▶ **YOUR TASK**: Using the records below, find every line that includes "Metadata" and copy it.

▶ **AVAILABLE DATA**:
++++++

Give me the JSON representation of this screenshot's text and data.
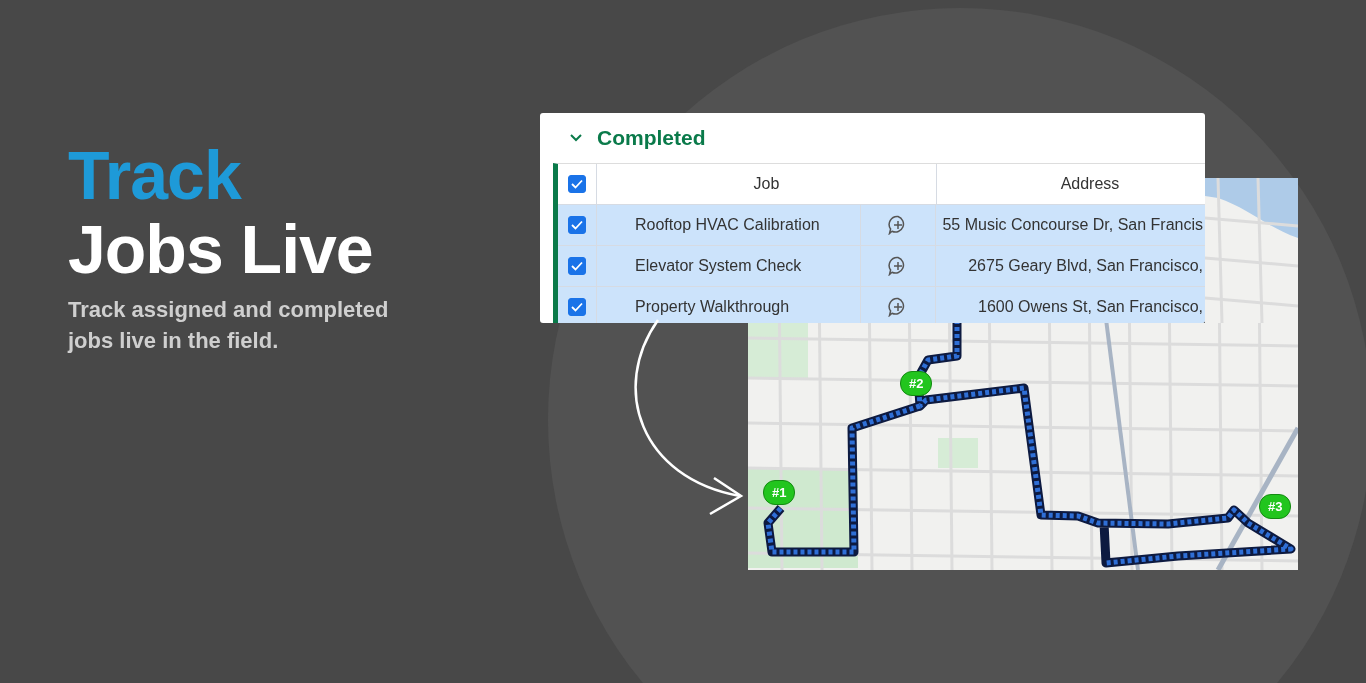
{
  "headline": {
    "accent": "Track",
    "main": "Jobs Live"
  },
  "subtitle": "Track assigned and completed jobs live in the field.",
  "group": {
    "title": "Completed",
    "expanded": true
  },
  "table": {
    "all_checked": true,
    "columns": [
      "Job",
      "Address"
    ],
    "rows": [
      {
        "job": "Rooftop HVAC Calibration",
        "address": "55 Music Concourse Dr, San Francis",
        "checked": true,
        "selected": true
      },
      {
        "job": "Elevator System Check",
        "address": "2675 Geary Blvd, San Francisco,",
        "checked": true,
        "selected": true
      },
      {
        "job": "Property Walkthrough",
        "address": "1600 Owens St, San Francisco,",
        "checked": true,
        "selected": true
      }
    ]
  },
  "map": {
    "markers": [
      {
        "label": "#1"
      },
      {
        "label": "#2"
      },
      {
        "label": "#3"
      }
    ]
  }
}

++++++

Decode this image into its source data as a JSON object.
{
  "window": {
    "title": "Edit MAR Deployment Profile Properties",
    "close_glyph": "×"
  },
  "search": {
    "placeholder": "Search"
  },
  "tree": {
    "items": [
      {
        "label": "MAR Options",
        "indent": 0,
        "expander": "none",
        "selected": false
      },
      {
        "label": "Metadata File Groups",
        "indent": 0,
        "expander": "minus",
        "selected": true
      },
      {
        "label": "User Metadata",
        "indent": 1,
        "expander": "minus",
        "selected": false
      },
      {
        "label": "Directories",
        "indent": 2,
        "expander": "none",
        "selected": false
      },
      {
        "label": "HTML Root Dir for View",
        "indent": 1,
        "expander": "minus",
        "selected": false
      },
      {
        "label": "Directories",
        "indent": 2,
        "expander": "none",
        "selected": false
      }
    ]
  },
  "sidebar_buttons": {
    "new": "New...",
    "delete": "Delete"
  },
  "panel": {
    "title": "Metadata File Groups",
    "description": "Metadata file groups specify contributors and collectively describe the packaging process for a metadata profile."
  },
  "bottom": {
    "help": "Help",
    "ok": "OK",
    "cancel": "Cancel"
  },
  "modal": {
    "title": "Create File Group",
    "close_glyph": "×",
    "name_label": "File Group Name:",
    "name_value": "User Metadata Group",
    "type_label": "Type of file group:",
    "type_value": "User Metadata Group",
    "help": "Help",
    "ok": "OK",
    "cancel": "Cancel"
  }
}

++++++

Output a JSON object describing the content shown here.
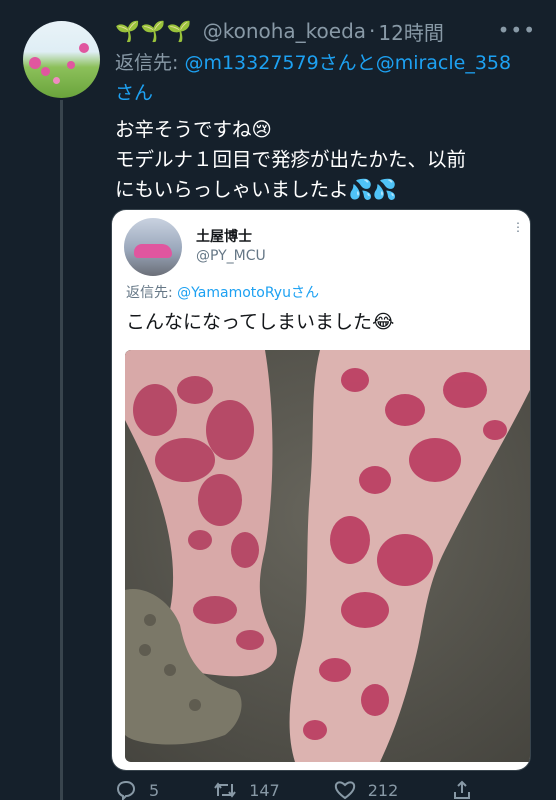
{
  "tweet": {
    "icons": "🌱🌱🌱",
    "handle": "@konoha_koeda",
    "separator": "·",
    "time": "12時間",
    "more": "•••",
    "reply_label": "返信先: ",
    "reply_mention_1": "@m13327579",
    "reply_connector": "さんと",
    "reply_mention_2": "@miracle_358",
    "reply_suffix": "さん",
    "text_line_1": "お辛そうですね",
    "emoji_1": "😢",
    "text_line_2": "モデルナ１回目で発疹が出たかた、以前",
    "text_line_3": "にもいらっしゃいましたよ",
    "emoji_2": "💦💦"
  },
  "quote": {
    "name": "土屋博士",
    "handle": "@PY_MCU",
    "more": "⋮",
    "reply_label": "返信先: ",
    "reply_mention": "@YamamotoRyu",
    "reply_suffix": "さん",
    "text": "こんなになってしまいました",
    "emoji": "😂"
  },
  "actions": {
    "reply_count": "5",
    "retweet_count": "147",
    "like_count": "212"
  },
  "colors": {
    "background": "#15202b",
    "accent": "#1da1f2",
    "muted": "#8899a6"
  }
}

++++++

▶ **EXERCISE OUTPUT**:
        "label": "Metadata File Groups",
        "label": "User Metadata",
    "title": "Metadata File Groups",
    "description": "Metadata file groups specify contributors and collectively describe the packaging process for a metadata profile."
    "name_value": "User Metadata Group",
    "type_value": "User Metadata Group",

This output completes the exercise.